Communication Skills in Family Therapy - updated
As a family therapist, I believe our families profoundly impact the way we think, feel and behave. The connectedness and reactivity we sometimes have in our family system can make the functioning of family members interdependent. This means that a change in one person’s functioning is predictably followed by reciprocal changes in the functioning of others. Looking at the family in family therapy as an emotional unit, helps us make dynamic and real time changes in individuals as well as the system as a whole.
Many of the families I work with, have trouble communicating effectively. If one member of the family is struggling with a mental health issue or an addiction, it’s common for communication to be further stunted.
Learning how to communicate more clearly and more respectfully can help avoid the bad feelings that go along with fighting and arguing and helps the entire family start to feel better.
Active listening is an essential part of effective communication with others, and all communication needs effective listening. One of the essential exercises we do in the multifamily groups I run in is in active listening. The families that are engaged with this process and who use this skills, I believe, see great progress over a short amount of time.
The biggest changes in families often comes with an improvement in emotional literacy. This is the ability to notice, name, and understand feelings. This small but complicated ability provides critical information about you (and about others), their behaviors and their reactions. Family therapists should be helping improve the emotional literacy of all members of the system, making it safe and comfortable to express, in healthy ways, a wide range of affect.
I statements are the essence of improving communication in families, especially if there is conflict or emotional distance. These may seem like an easy thing to pull off, but it's surprisingly hard for family members to do this without some coaching from a family therapist.

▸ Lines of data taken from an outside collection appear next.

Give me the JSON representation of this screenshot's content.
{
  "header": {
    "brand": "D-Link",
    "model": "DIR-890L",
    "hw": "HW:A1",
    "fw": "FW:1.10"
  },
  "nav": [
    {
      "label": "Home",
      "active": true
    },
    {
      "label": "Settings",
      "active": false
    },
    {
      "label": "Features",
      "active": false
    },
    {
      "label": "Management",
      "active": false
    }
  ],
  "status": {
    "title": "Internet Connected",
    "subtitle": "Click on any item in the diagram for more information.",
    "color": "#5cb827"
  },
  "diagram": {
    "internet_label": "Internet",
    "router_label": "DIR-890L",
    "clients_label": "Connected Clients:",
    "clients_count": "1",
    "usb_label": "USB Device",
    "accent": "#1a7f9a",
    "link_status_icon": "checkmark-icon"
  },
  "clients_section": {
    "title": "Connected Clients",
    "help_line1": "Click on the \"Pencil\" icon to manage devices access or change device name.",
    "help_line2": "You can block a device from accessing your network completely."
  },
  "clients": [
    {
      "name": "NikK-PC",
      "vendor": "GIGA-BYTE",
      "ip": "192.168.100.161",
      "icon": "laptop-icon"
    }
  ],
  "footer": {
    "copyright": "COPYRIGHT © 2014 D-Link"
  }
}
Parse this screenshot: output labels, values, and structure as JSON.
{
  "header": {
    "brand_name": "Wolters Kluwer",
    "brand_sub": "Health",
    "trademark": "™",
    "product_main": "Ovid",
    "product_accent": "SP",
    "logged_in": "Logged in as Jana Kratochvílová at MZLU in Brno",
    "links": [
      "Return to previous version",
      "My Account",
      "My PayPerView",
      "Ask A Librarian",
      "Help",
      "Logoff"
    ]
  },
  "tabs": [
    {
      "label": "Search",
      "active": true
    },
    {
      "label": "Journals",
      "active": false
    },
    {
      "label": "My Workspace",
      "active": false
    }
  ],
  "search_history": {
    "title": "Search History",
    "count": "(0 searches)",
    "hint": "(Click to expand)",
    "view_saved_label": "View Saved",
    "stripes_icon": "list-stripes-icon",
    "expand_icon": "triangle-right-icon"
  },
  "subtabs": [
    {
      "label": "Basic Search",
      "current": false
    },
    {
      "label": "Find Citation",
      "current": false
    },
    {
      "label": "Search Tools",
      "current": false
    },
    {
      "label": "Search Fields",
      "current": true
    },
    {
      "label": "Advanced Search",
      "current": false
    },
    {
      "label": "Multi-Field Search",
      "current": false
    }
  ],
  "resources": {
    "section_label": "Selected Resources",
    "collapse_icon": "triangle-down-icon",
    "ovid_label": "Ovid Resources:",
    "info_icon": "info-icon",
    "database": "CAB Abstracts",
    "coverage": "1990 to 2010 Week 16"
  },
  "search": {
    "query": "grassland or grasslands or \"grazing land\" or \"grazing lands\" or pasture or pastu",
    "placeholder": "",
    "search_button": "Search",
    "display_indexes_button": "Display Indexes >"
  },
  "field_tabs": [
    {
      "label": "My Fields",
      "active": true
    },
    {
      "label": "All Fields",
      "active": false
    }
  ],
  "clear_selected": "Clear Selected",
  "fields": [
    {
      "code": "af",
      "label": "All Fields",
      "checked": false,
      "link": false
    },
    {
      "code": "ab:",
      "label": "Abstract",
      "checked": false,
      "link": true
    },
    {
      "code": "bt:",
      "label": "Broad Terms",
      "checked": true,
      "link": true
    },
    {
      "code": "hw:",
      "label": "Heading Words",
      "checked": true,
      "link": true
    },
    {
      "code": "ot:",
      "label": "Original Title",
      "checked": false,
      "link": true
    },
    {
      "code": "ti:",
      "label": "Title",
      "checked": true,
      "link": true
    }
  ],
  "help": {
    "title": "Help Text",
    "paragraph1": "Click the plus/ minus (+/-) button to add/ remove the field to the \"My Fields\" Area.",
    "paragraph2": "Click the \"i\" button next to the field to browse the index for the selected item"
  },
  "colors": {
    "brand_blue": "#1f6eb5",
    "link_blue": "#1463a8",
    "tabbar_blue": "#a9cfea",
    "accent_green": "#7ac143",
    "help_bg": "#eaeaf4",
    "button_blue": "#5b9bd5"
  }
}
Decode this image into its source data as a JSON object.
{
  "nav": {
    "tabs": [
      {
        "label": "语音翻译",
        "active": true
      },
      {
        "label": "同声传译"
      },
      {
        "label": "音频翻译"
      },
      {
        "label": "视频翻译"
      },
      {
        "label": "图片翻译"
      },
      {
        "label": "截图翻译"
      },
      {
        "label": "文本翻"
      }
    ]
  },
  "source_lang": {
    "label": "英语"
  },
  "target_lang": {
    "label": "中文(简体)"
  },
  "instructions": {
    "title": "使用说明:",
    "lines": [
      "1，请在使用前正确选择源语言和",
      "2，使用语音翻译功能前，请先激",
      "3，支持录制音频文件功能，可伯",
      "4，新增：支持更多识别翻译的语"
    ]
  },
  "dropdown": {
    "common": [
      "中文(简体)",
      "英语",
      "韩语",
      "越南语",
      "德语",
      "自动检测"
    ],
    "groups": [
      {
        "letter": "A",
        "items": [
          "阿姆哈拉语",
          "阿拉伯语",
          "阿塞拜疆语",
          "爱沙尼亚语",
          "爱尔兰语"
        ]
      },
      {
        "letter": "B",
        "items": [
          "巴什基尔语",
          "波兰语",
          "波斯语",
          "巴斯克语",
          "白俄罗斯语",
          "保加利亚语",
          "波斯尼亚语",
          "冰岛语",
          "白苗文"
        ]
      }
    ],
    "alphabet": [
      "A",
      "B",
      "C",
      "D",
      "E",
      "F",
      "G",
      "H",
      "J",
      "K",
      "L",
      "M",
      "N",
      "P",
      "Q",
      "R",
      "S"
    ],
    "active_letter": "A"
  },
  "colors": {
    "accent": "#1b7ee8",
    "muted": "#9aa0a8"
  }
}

In family systems, the 'I' position is helpful in differentiation from the family and goes a long way towards a healthier sense of self.